One of the most insane tracks from Loon Attic is Marry Annette. It has this Post-Punk/Post-Rock late ‘70s drive between Devo, Cardiacs, and Max Webster with some wacky signatures while Reprise pays tribute to the late ‘60s spy thrillers which in my opinion of the Italian cinema of Mario Bava’s Danger: Diabolik. With snapping fingers, Dave chilling sax, and Ben’s psychedelic guitar, sets into of what the main character is going to do next.
Under the Bed is a quirky little short melodic twisted number done in the styles of Captain Beefheart’s Trout Mask Replica while Beekeeper’s Suit delves into some chaotic, moody, scatting, vocalization of a haywire composition as Nick and R. Stevie Moore honor The Faust Tapes. But it’s Carvings on the Wall that is a special treat. It has this Knifeworld feel as Charlie appears on the track by doing his fuzztone bass.
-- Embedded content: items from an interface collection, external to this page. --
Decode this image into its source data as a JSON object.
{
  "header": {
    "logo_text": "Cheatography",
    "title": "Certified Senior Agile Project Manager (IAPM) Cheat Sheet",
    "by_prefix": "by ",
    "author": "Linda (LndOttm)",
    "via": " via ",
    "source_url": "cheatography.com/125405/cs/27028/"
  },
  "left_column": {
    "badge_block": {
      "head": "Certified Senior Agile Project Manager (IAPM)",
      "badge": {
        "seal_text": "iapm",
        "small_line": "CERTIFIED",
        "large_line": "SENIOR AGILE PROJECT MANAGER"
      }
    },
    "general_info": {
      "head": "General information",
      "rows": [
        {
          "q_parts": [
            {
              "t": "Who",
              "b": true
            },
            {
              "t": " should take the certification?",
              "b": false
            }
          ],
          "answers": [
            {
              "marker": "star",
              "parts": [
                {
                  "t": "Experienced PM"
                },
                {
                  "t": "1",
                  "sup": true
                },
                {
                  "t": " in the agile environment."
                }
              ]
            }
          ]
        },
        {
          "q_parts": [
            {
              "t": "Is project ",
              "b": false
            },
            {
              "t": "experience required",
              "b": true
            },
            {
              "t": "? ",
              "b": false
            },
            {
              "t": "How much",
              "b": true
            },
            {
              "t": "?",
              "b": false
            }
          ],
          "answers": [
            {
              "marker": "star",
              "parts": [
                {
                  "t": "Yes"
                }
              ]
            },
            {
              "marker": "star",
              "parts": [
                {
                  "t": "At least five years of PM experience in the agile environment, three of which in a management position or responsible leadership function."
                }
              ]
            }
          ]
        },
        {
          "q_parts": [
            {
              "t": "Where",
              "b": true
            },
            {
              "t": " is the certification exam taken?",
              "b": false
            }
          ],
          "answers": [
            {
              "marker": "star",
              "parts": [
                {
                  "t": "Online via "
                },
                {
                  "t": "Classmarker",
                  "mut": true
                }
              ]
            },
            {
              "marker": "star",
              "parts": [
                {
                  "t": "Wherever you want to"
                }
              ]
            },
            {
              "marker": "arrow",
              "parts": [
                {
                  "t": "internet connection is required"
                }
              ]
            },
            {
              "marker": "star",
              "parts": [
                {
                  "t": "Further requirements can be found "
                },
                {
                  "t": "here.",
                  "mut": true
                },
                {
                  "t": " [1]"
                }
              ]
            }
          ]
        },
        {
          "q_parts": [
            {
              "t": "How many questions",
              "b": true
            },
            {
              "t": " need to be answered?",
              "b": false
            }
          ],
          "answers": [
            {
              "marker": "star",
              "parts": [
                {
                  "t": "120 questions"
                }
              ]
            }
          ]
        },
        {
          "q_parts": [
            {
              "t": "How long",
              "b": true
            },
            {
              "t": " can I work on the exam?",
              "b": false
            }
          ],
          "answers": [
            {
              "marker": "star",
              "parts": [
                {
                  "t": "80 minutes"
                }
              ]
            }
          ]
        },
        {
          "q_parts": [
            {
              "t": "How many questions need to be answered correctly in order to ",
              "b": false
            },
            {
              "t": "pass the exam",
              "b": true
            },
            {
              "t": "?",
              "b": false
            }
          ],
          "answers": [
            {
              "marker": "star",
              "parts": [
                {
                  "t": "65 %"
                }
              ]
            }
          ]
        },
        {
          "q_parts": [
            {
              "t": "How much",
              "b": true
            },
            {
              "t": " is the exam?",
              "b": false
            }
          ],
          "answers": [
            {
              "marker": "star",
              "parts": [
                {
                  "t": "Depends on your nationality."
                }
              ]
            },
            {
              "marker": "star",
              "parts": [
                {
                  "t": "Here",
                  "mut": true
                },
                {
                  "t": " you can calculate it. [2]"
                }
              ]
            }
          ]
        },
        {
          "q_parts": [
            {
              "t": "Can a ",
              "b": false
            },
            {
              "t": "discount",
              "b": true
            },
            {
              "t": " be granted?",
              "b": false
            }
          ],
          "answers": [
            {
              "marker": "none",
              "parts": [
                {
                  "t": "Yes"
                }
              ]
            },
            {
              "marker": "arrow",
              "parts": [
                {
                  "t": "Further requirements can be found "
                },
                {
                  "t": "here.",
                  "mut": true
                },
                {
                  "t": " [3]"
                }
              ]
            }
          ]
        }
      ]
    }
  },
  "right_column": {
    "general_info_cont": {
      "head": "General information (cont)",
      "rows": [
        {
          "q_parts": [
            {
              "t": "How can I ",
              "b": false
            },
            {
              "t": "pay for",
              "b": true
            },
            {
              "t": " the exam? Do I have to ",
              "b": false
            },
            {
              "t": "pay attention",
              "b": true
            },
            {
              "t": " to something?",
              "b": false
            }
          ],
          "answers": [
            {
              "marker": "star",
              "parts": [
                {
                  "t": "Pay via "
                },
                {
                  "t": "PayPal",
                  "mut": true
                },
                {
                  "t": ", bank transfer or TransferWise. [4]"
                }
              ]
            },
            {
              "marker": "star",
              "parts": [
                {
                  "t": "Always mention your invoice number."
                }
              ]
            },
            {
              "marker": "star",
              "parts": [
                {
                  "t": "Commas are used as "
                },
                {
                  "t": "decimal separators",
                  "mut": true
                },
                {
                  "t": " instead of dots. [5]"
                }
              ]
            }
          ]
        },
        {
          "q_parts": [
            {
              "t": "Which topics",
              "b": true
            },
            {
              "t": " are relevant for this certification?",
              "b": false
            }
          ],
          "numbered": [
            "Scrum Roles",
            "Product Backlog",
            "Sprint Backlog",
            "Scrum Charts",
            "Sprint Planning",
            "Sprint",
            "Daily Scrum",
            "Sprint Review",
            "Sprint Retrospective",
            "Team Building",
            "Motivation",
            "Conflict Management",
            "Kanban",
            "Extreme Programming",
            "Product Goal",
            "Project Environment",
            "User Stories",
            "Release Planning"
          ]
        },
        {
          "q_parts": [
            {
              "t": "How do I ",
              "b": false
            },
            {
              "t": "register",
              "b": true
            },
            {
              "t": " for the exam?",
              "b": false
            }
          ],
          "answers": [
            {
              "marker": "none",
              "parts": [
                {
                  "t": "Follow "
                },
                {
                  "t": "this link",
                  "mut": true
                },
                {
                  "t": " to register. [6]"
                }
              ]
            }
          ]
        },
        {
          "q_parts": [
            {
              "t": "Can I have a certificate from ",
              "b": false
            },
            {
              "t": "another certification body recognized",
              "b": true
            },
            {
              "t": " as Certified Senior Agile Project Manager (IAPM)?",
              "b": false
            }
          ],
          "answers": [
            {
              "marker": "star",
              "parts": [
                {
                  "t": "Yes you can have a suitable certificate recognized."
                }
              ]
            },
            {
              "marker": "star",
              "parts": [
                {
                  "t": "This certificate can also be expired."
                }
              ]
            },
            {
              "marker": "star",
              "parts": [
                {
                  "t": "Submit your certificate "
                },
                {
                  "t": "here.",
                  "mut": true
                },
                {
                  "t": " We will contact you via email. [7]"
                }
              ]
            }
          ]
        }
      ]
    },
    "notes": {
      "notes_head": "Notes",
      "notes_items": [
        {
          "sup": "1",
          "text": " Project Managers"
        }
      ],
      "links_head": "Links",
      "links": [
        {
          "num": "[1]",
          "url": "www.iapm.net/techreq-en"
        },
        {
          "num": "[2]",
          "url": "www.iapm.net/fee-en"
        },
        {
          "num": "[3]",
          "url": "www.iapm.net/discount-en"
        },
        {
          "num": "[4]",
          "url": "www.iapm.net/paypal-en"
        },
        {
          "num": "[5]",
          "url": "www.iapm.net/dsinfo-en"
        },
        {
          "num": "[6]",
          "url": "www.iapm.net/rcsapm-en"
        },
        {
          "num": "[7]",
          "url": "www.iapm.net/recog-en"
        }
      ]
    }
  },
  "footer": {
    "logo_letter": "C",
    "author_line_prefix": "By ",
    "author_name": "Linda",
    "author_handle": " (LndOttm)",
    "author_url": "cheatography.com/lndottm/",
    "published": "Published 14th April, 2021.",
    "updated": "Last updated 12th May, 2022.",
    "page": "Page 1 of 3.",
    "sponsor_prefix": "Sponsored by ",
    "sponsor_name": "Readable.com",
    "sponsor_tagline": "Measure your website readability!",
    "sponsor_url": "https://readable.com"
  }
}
It has a nightmarish world of something gone horribly wrong as the piece is Psych Avant-Pop at it’s best. You can almost imagine Nick following in Kavus’ footsteps to pay tribute to the band’s music and honoring it. I hope Nick will continue to do more with The Proletarians for years and years to come. I can imagine as I’ve mentioned in my reviews, there’s no stop sign for him. This is another highlight for 2017. Not to mention his amazing artwork he did for the debut.